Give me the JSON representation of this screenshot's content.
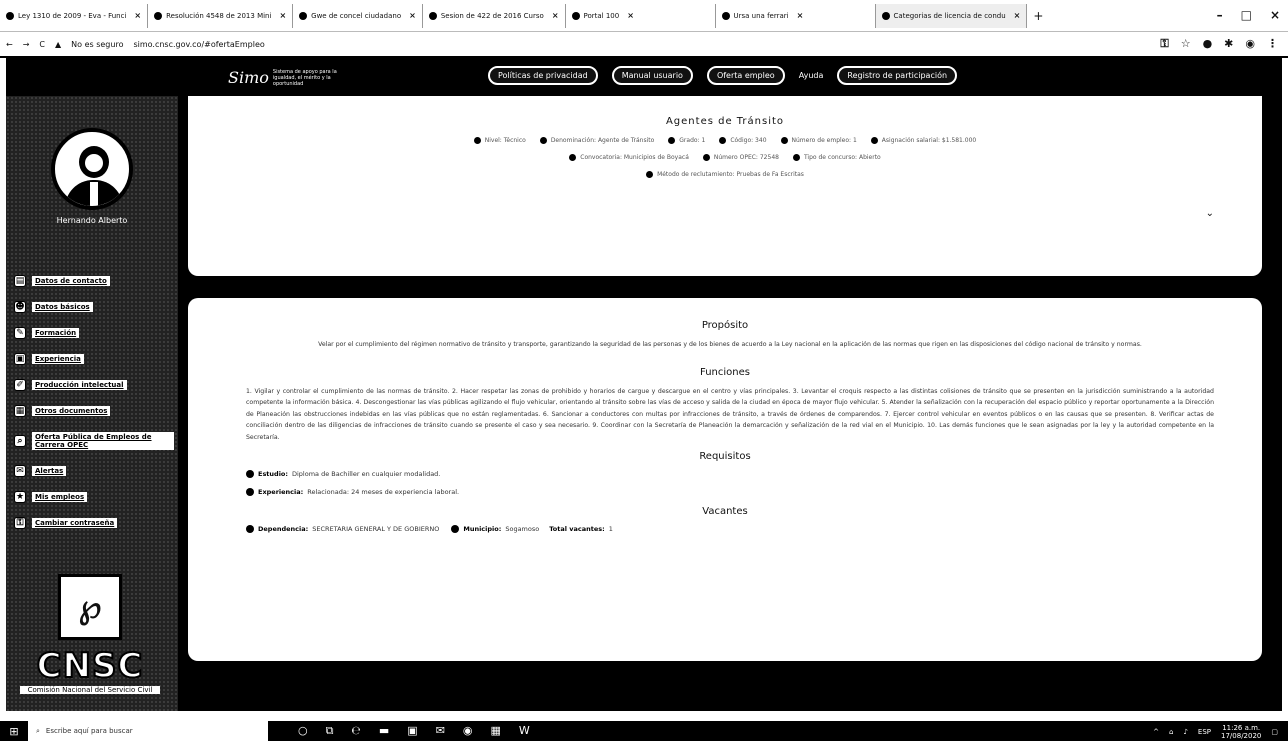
{
  "browser": {
    "tabs": [
      {
        "label": "Ley 1310 de 2009 - Eva - Funci"
      },
      {
        "label": "Resolución 4548 de 2013 Mini"
      },
      {
        "label": "Gwe de concel ciudadano"
      },
      {
        "label": "Sesion de 422 de 2016 Curso"
      },
      {
        "label": "Portal 100"
      },
      {
        "label": "Ursa una ferrari"
      },
      {
        "label": "Categorias de licencia de condu"
      }
    ],
    "url": "simo.cnsc.gov.co/#ofertaEmpleo",
    "security_label": "No es seguro"
  },
  "header": {
    "brand": "Simo",
    "brand_sub": "Sistema de apoyo para la igualdad, el mérito y la oportunidad",
    "nav": [
      "Políticas de privacidad",
      "Manual usuario",
      "Oferta empleo"
    ],
    "nav_text": "Ayuda",
    "nav_last": "Registro de participación"
  },
  "sidebar": {
    "user_name": "Hernando Alberto",
    "items": [
      {
        "label": "Datos de contacto",
        "icon": "id-card-icon",
        "glyph": "▤"
      },
      {
        "label": "Datos básicos",
        "icon": "person-icon",
        "glyph": "☻"
      },
      {
        "label": "Formación",
        "icon": "graduation-icon",
        "glyph": "✎"
      },
      {
        "label": "Experiencia",
        "icon": "briefcase-icon",
        "glyph": "▣"
      },
      {
        "label": "Producción intelectual",
        "icon": "book-icon",
        "glyph": "✐"
      },
      {
        "label": "Otros documentos",
        "icon": "document-icon",
        "glyph": "▦"
      },
      {
        "label": "Oferta Pública de Empleos de Carrera OPEC",
        "icon": "search-icon",
        "glyph": "⌕"
      },
      {
        "label": "Alertas",
        "icon": "bell-icon",
        "glyph": "✉"
      },
      {
        "label": "Mis empleos",
        "icon": "star-icon",
        "glyph": "★"
      },
      {
        "label": "Cambiar contraseña",
        "icon": "key-icon",
        "glyph": "⚿"
      }
    ],
    "logo_word": "CNSC",
    "logo_sub": "Comisión Nacional del Servicio Civil"
  },
  "card1": {
    "title": "Agentes de Tránsito",
    "meta_row1": [
      "Nivel: Técnico",
      "Denominación: Agente de Tránsito",
      "Grado: 1",
      "Código: 340",
      "Número de empleo: 1",
      "Asignación salarial: $1.581.000"
    ],
    "meta_row2": [
      "Convocatoria: Municipios de Boyacá",
      "Número OPEC: 72548",
      "Tipo de concurso: Abierto"
    ],
    "meta_row3": "Método de reclutamiento: Pruebas de Fa Escritas"
  },
  "card2": {
    "proposito_title": "Propósito",
    "proposito_text": "Velar por el cumplimiento del régimen normativo de tránsito y transporte, garantizando la seguridad de las personas y de los bienes de acuerdo a la Ley nacional en la aplicación de las normas que rigen en las disposiciones del código nacional de tránsito y normas.",
    "funciones_title": "Funciones",
    "funciones_text": "1. Vigilar y controlar el cumplimiento de las normas de tránsito. 2. Hacer respetar las zonas de prohibido y horarios de cargue y descargue en el centro y vías principales. 3. Levantar el croquis respecto a las distintas colisiones de tránsito que se presenten en la jurisdicción suministrando a la autoridad competente la información básica. 4. Descongestionar las vías públicas agilizando el flujo vehicular, orientando al tránsito sobre las vías de acceso y salida de la ciudad en época de mayor flujo vehicular. 5. Atender la señalización con la recuperación del espacio público y reportar oportunamente a la Dirección de Planeación las obstrucciones indebidas en las vías públicas que no están reglamentadas. 6. Sancionar a conductores con multas por infracciones de tránsito, a través de órdenes de comparendos. 7. Ejercer control vehicular en eventos públicos o en las causas que se presenten. 8. Verificar actas de conciliación dentro de las diligencias de infracciones de tránsito cuando se presente el caso y sea necesario. 9. Coordinar con la Secretaría de Planeación la demarcación y señalización de la red vial en el Municipio. 10. Las demás funciones que le sean asignadas por la ley y la autoridad competente en la Secretaría.",
    "requisitos_title": "Requisitos",
    "estudio_label": "Estudio:",
    "estudio_value": "Diploma de Bachiller en cualquier modalidad.",
    "experiencia_label": "Experiencia:",
    "experiencia_value": "Relacionada: 24 meses de experiencia laboral.",
    "vacantes_title": "Vacantes",
    "dependencia_label": "Dependencia:",
    "dependencia_value": "SECRETARIA GENERAL Y DE GOBIERNO",
    "municipio_label": "Municipio:",
    "municipio_value": "Sogamoso",
    "total_label": "Total vacantes:",
    "total_value": "1"
  },
  "taskbar": {
    "search_placeholder": "Escribe aquí para buscar",
    "time": "11:26 a.m.",
    "date": "17/08/2020",
    "lang": "ESP"
  }
}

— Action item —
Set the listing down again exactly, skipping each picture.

— Solved problem —
Give me the JSON representation of this screenshot's content.
{
  "browser": {
    "tabs": [
      {
        "label": "Ley 1310 de 2009 - Eva - Funci"
      },
      {
        "label": "Resolución 4548 de 2013 Mini"
      },
      {
        "label": "Gwe de concel ciudadano"
      },
      {
        "label": "Sesion de 422 de 2016 Curso"
      },
      {
        "label": "Portal 100"
      },
      {
        "label": "Ursa una ferrari"
      },
      {
        "label": "Categorias de licencia de condu"
      }
    ],
    "url": "simo.cnsc.gov.co/#ofertaEmpleo",
    "security_label": "No es seguro"
  },
  "header": {
    "brand": "Simo",
    "brand_sub": "Sistema de apoyo para la igualdad, el mérito y la oportunidad",
    "nav": [
      "Políticas de privacidad",
      "Manual usuario",
      "Oferta empleo"
    ],
    "nav_text": "Ayuda",
    "nav_last": "Registro de participación"
  },
  "sidebar": {
    "user_name": "Hernando Alberto",
    "items": [
      {
        "label": "Datos de contacto",
        "icon": "id-card-icon",
        "glyph": "▤"
      },
      {
        "label": "Datos básicos",
        "icon": "person-icon",
        "glyph": "☻"
      },
      {
        "label": "Formación",
        "icon": "graduation-icon",
        "glyph": "✎"
      },
      {
        "label": "Experiencia",
        "icon": "briefcase-icon",
        "glyph": "▣"
      },
      {
        "label": "Producción intelectual",
        "icon": "book-icon",
        "glyph": "✐"
      },
      {
        "label": "Otros documentos",
        "icon": "document-icon",
        "glyph": "▦"
      },
      {
        "label": "Oferta Pública de Empleos de Carrera OPEC",
        "icon": "search-icon",
        "glyph": "⌕"
      },
      {
        "label": "Alertas",
        "icon": "bell-icon",
        "glyph": "✉"
      },
      {
        "label": "Mis empleos",
        "icon": "star-icon",
        "glyph": "★"
      },
      {
        "label": "Cambiar contraseña",
        "icon": "key-icon",
        "glyph": "⚿"
      }
    ],
    "logo_word": "CNSC",
    "logo_sub": "Comisión Nacional del Servicio Civil"
  },
  "card1": {
    "title": "Agentes de Tránsito",
    "meta_row1": [
      "Nivel: Técnico",
      "Denominación: Agente de Tránsito",
      "Grado: 1",
      "Código: 340",
      "Número de empleo: 1",
      "Asignación salarial: $1.581.000"
    ],
    "meta_row2": [
      "Convocatoria: Municipios de Boyacá",
      "Número OPEC: 72548",
      "Tipo de concurso: Abierto"
    ],
    "meta_row3": "Método de reclutamiento: Pruebas de Fa Escritas"
  },
  "card2": {
    "proposito_title": "Propósito",
    "proposito_text": "Velar por el cumplimiento del régimen normativo de tránsito y transporte, garantizando la seguridad de las personas y de los bienes de acuerdo a la Ley nacional en la aplicación de las normas que rigen en las disposiciones del código nacional de tránsito y normas.",
    "funciones_title": "Funciones",
    "funciones_text": "1. Vigilar y controlar el cumplimiento de las normas de tránsito. 2. Hacer respetar las zonas de prohibido y horarios de cargue y descargue en el centro y vías principales. 3. Levantar el croquis respecto a las distintas colisiones de tránsito que se presenten en la jurisdicción suministrando a la autoridad competente la información básica. 4. Descongestionar las vías públicas agilizando el flujo vehicular, orientando al tránsito sobre las vías de acceso y salida de la ciudad en época de mayor flujo vehicular. 5. Atender la señalización con la recuperación del espacio público y reportar oportunamente a la Dirección de Planeación las obstrucciones indebidas en las vías públicas que no están reglamentadas. 6. Sancionar a conductores con multas por infracciones de tránsito, a través de órdenes de comparendos. 7. Ejercer control vehicular en eventos públicos o en las causas que se presenten. 8. Verificar actas de conciliación dentro de las diligencias de infracciones de tránsito cuando se presente el caso y sea necesario. 9. Coordinar con la Secretaría de Planeación la demarcación y señalización de la red vial en el Municipio. 10. Las demás funciones que le sean asignadas por la ley y la autoridad competente en la Secretaría.",
    "requisitos_title": "Requisitos",
    "estudio_label": "Estudio:",
    "estudio_value": "Diploma de Bachiller en cualquier modalidad.",
    "experiencia_label": "Experiencia:",
    "experiencia_value": "Relacionada: 24 meses de experiencia laboral.",
    "vacantes_title": "Vacantes",
    "dependencia_label": "Dependencia:",
    "dependencia_value": "SECRETARIA GENERAL Y DE GOBIERNO",
    "municipio_label": "Municipio:",
    "municipio_value": "Sogamoso",
    "total_label": "Total vacantes:",
    "total_value": "1"
  },
  "taskbar": {
    "search_placeholder": "Escribe aquí para buscar",
    "time": "11:26 a.m.",
    "date": "17/08/2020",
    "lang": "ESP"
  }
}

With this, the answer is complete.